The African Centre for Biodiversity (ACB), in a new report titled, “For your own good!” The chicanery behind GM non-commercial ‘orphan crops’ and rice for Africa shows that the GM industry is expanding its grasp to African traditional crops such as cassava, sorghum, sweet potato, pigeon pea, cowpea, banana as well as rice under the guise of philanthropy.
The report reveals that a great deal of research and development is currently underway into the genetic modification (GM) of these crops, with most of the on-going trials being focused on drought and salt tolerance, nitrogen use efficiency, resistance to tropical pests and diseases and nutritional enhancement (biofortification). The key countries that have been targeted include, Burkina Faso, Egypt, Ghana, Nigeria, Kenya, Uganda and Malawi.
The genesis of GM research in these crops can be found in royalty-free donations of various patented GM traits, by several multi-national companies (MNCs) including Monsanto, Dupont and Pioneer Hi-bred, to experimental programmes undertaken by African scientists employed by government ministries.
According to Mariam Mayet, Director of the ACB, “This indicates that the GM industry, under the veil of technology donations and public financing, is effectively managing to make further inroads into imposing GM on the African continent. By focusing the research on traits meant to ‘benefit’ farmers and malnourished populations, through inter alia, biofortification, the industry is intent on giving a humanitarian face to the real involvement, vested interests and expanding influence of these MNCs in African agriculture”.
The main players involved include the African Agriculture Technology Foundation (AATF)—which is on the receiving end of many of the technological property rights donations—the Agricultural Biotechnology Support Program (ABSP) and the Program for Biosafety Systems (PBS). The Bill & Melinda Gates Foundation (BMGF) and USAID fund the latter organisations.
USA-based research institutions such as the Donald Danforth Plant Science Center (DDPSC) (for cassava)1 and universities (notably the Michigan State University and the Kansas State University) play a major role in this ‘philanthropic’ research.
The report further points to a dearth of literature that critically addresses biosafety and the socio economic aspects relevant especially to the biofortification of indigenous crops through GM, which it says is both striking and worrying. The present focus on biofortification through GM is especially remarkable given the need to move from an over-emphasis on food fortification strategies, including biofortification, toward a permanent solution, i.e. diet diversification through locally available foods, which was recognised as early as 1992 by the UN International Conference on Nutrition.
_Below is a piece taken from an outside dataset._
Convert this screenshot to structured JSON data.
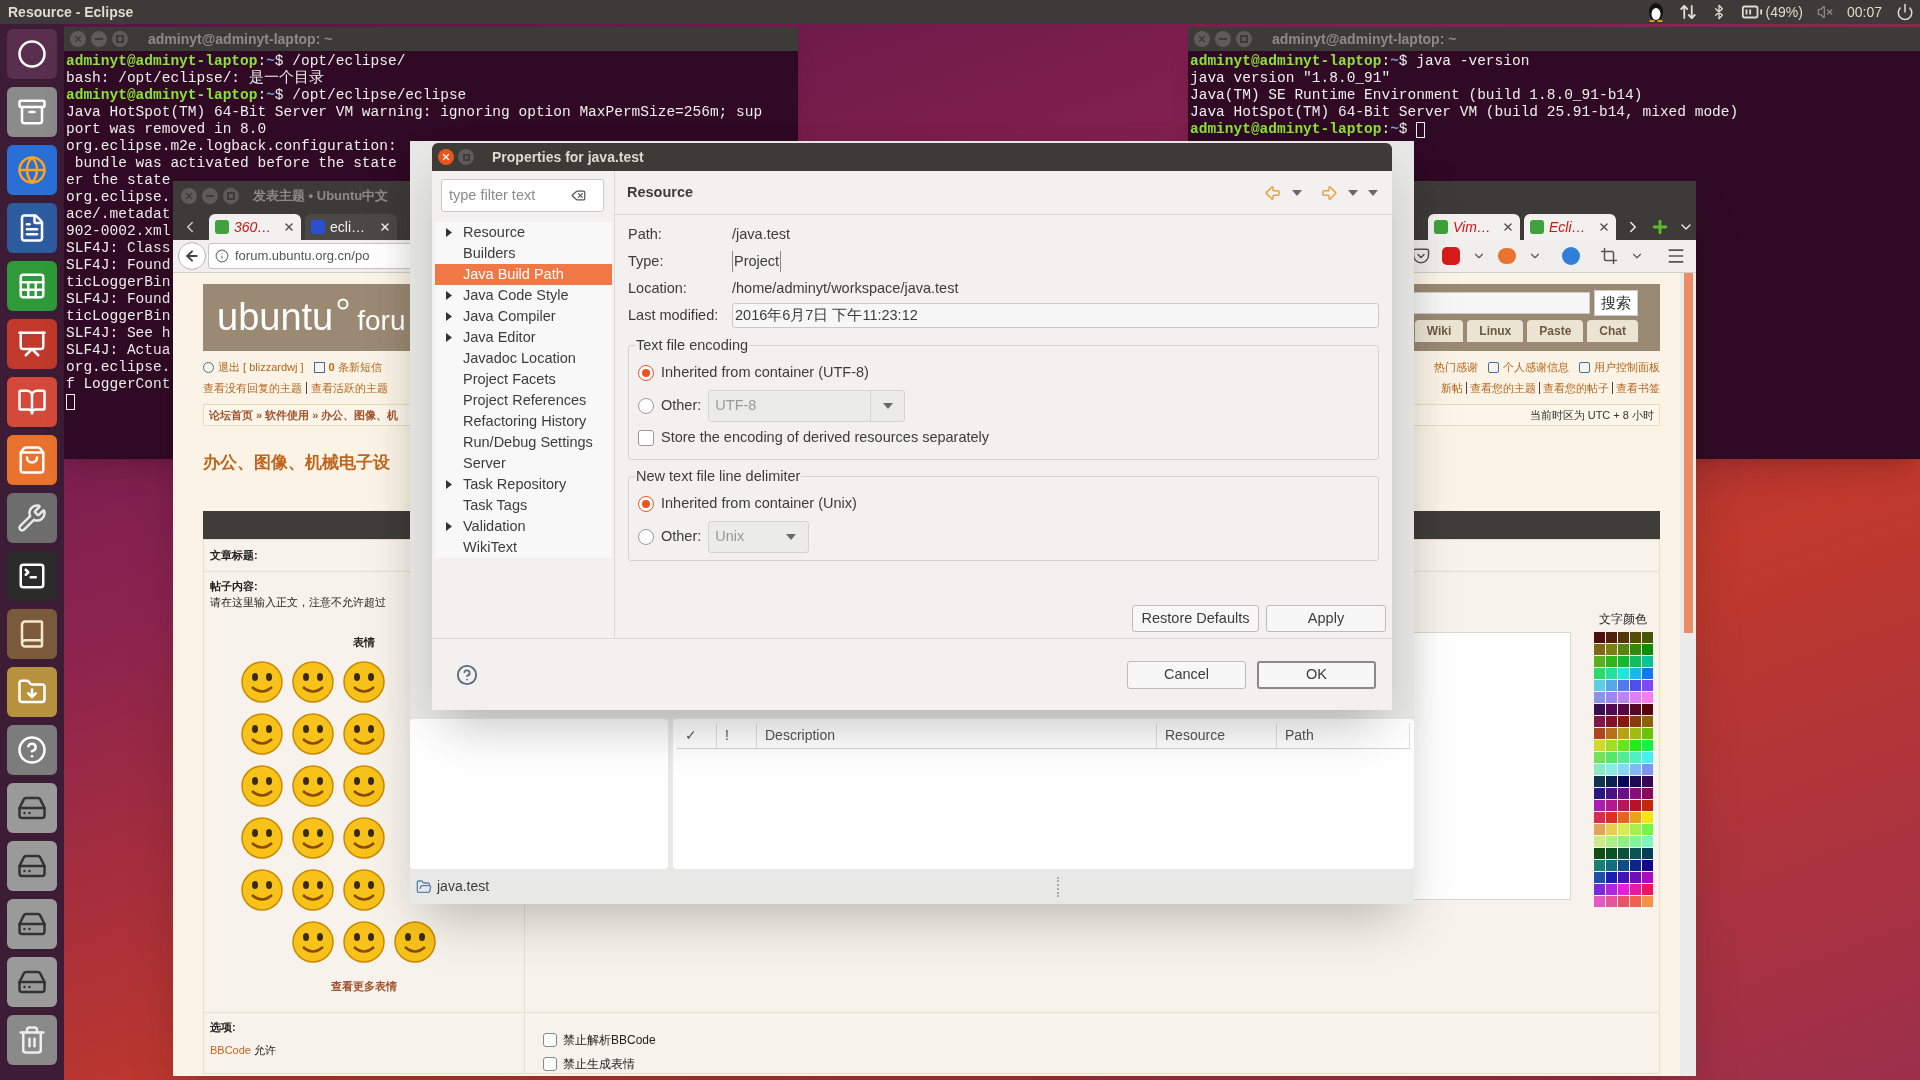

Crucially, according to the ACB report, as is the case with the highly controversial Golden Rice research and development project (which has devoured an unconscionable quantity of available resources) these GM projects are diverting both financial and human resources, policies and practices, away from implementing the real solutions which can be found within the diversity of natural foods and farming. The report recalls also, spectacular failure of the Monsanto’s GM sweet potato research in Kenya in 2003.
Zakiyya Ismail, Consumer Campaigner with the ACB points out that “the real solutions to address vitamin and mineral deficiencies can be found in ecological farming systems, and traditional kitchen and home gardens, which can better contribute to healthy and diverse diets and empower people to access and produce their own healthy and varied food.“
Smallholder farmers in Africa must be given the right to choose their means of production and survival. GM based technology is costly. Even if gene sequences and constructs are donated, the accompanying requisite GM inputs will be expensive for farmers. GM crops are highly likely to increase the costs of production for farmers and lead them into indebtedness and dependency. It is also highly likely that GM varieties will be subject to plant breeders’ rights, and that GM certified seed will be sold to farmers by local seed companies who will expect a profit or royalty payments from farmers. This scenario becomes even more shocking when applied to traditional crops, which are the common heritage of African farmers and often the last defense against hunger in poor communities.
According to Mayet, “There is no such thing as a free lunch for African farmers. And to add insult to injury, these farmers will be precluded from saving any farm-saved propagating material. In this way, they will be expected to give away their age old farmers’ rights to freely reuse, exchange and sell seed and propagating materials in their farming and seed systems.”